### What is required
In the material below, the lines containing the word "Mises" are required; copy each of them.

-- Opening Marker --

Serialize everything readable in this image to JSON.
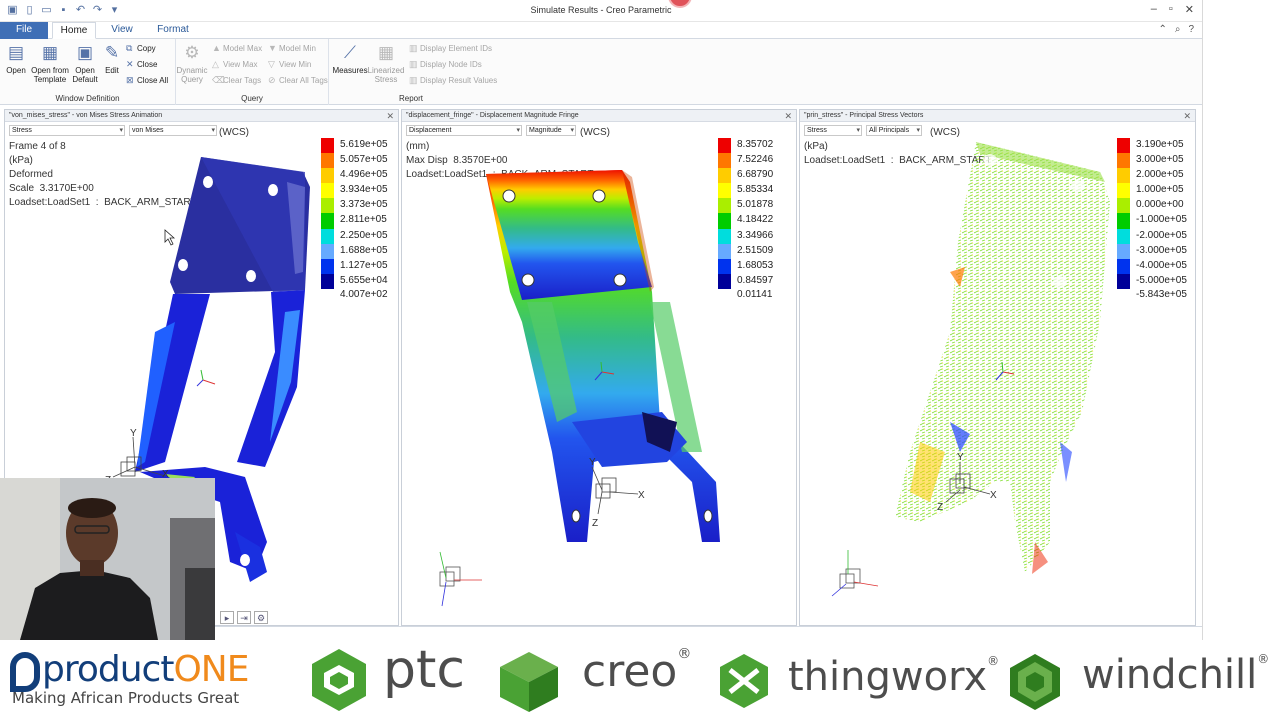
{
  "titlebar": {
    "title": "Simulate Results - Creo Parametric",
    "qat_icons": [
      "app-icon",
      "new-icon",
      "open-icon",
      "save-icon",
      "undo-icon",
      "redo-icon",
      "close-icon"
    ],
    "window_controls": [
      "minimize-icon",
      "restore-icon",
      "close-icon"
    ]
  },
  "tabs": {
    "file": "File",
    "home": "Home",
    "view": "View",
    "format": "Format"
  },
  "ribbon": {
    "window_definition": {
      "label": "Window Definition",
      "open": "Open",
      "open_from_template": "Open from Template",
      "open_default": "Open Default",
      "edit": "Edit",
      "copy": "Copy",
      "close": "Close",
      "close_all": "Close All"
    },
    "query": {
      "label": "Query",
      "dynamic_query": "Dynamic Query",
      "model_max": "Model Max",
      "model_min": "Model Min",
      "view_max": "View Max",
      "view_min": "View Min",
      "clear_tags": "Clear Tags",
      "clear_all_tags": "Clear All Tags"
    },
    "report": {
      "label": "Report",
      "measures": "Measures",
      "linearized_stress": "Linearized Stress",
      "display_element_ids": "Display Element IDs",
      "display_node_ids": "Display Node IDs",
      "display_result_values": "Display Result Values"
    }
  },
  "viewports": [
    {
      "title": "\"von_mises_stress\" - von Mises Stress Animation",
      "sel1": "Stress",
      "sel2": "von Mises",
      "wcs": "(WCS)",
      "info": "Frame 4 of 8\n(kPa)\nDeformed\nScale  3.3170E+00\nLoadset:LoadSet1  :  BACK_ARM_START",
      "legend": [
        "5.619e+05",
        "5.057e+05",
        "4.496e+05",
        "3.934e+05",
        "3.373e+05",
        "2.811e+05",
        "2.250e+05",
        "1.688e+05",
        "1.127e+05",
        "5.655e+04"
      ],
      "legend_last": "4.007e+02"
    },
    {
      "title": "\"displacement_fringe\" - Displacement Magnitude Fringe",
      "sel1": "Displacement",
      "sel2": "Magnitude",
      "wcs": "(WCS)",
      "info": "(mm)\nMax Disp  8.3570E+00\nLoadset:LoadSet1  :  BACK_ARM_START",
      "legend": [
        "8.35702",
        "7.52246",
        "6.68790",
        "5.85334",
        "5.01878",
        "4.18422",
        "3.34966",
        "2.51509",
        "1.68053",
        "0.84597"
      ],
      "legend_last": "0.01141"
    },
    {
      "title": "\"prin_stress\" - Principal Stress Vectors",
      "sel1": "Stress",
      "sel2": "All Principals",
      "wcs": "(WCS)",
      "info": "(kPa)\nLoadset:LoadSet1  :  BACK_ARM_START",
      "legend": [
        "3.190e+05",
        "3.000e+05",
        "2.000e+05",
        "1.000e+05",
        "0.000e+00",
        "-1.000e+05",
        "-2.000e+05",
        "-3.000e+05",
        "-4.000e+05",
        "-5.000e+05"
      ],
      "legend_last": "-5.843e+05"
    }
  ],
  "legend_colors": [
    "#ee0000",
    "#ff7700",
    "#ffcc00",
    "#ffff00",
    "#aaee00",
    "#00cc00",
    "#00dddd",
    "#66aaff",
    "#0033ee",
    "#000099"
  ],
  "axis_labels": {
    "x": "X",
    "y": "Y",
    "z": "Z"
  },
  "logos": {
    "productone_product": "product",
    "productone_one": "ONE",
    "productone_tag": "Making African Products Great",
    "ptc": "ptc",
    "creo": "creo",
    "thingworx": "thingworx",
    "windchill": "windchill",
    "reg": "®"
  }
}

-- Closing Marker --

### Reply
      "title": "\"von_mises_stress\" - von Mises Stress Animation",
      "sel2": "von Mises",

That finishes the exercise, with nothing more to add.